First, artistically speaking, I was struck by the Twin Peaks vibe from the first shot. We open on the tragic drowning death of campus hero, Jason Blossom. In some ways, it feels like a prologue, but it is exactly where the season’s story starts. We’re given a gorgeous backdrop of river and mountains, somewhere near the Canadian border, and the stunning contrasts of all that summer green, and the Blossom twins’ pale skin and red hair. (Tone alert: Riverdale has Twin Peaks’ striking look, but there’s 50 percent less mumbo jumbo. The story references Twin Peaks as an influence, but it’s got better pacing, in my opinion.)
When I headed back to the DVD menu to click for my next hit, the episode names reminded me of old movies and short stories. Stuff like “Heart of Darkness” and “Faster, Pussycats! Kill! Kill!” I bet a reading/watching program of these references would provide quite an education in how to set up murderous fictional situations. But even if you’ve never read or seen most of these classics (and I haven’t), you’ve heard of them. They are in a million pop references, and you get it. It’s a little touch that re-inforces what you know about this series: it’s a pop rendition of some of the best of the twentieth century. That cult-hit vibe makes it even more cool and mysterious.
The next thing you notice is the stars. I’ll circle back to the younger stars in a paragraph or two, but the older stars? If you are a woman of a certain age, Archie’s dad (played by Luke Perry ((!))) and his mom (Molly Fucking Ringwold!
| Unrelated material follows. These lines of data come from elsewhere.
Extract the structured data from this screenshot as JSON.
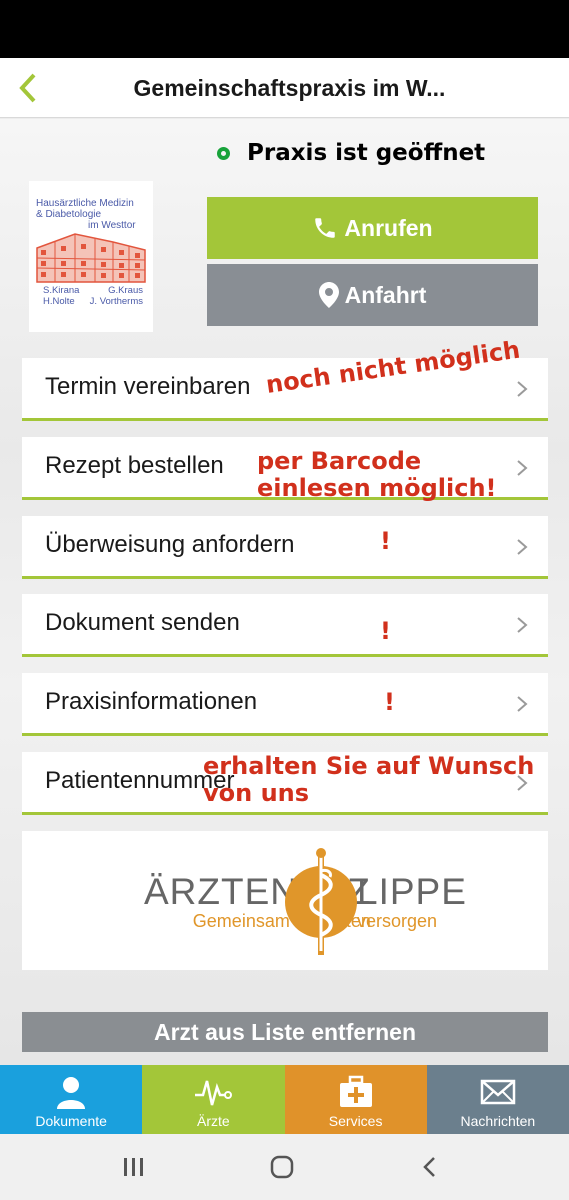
{
  "header": {
    "title": "Gemeinschaftspraxis im W..."
  },
  "status": {
    "text": "Praxis ist geöffnet",
    "color": "#18a33a"
  },
  "practice_logo": {
    "line1": "Hausärztliche Medizin",
    "line2": "& Diabetologie",
    "line3": "im Westtor",
    "names": [
      [
        "S.Kirana",
        "G.Kraus"
      ],
      [
        "H.Nolte",
        "J. Vortherms"
      ]
    ]
  },
  "actions": {
    "call": "Anrufen",
    "route": "Anfahrt"
  },
  "menu": [
    {
      "label": "Termin vereinbaren"
    },
    {
      "label": "Rezept bestellen"
    },
    {
      "label": "Überweisung anfordern"
    },
    {
      "label": "Dokument senden"
    },
    {
      "label": "Praxisinformationen"
    },
    {
      "label": "Patientennummer"
    }
  ],
  "annotations": {
    "termin": "noch nicht möglich",
    "rezept_1": "per Barcode",
    "rezept_2": "einlesen möglich!",
    "excl": "!",
    "patient_1": "erhalten Sie auf Wunsch",
    "patient_2": "von uns"
  },
  "partner": {
    "name_left": "ÄRZTENETZ",
    "name_right": "LIPPE",
    "sub_left": "Gemeinsam Patienten",
    "sub_right": "versorgen"
  },
  "remove_button": "Arzt aus Liste entfernen",
  "tabs": [
    {
      "label": "Dokumente",
      "icon": "person-icon",
      "color": "#1aa0dd"
    },
    {
      "label": "Ärzte",
      "icon": "heartbeat-icon",
      "color": "#a3c639"
    },
    {
      "label": "Services",
      "icon": "medical-case-icon",
      "color": "#e0922a"
    },
    {
      "label": "Nachrichten",
      "icon": "envelope-icon",
      "color": "#6b7f8d"
    }
  ]
}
THE red-headed sweetheart of my generation!) will provide all sorts of other feelings and memories. They don’t particularly Continue reading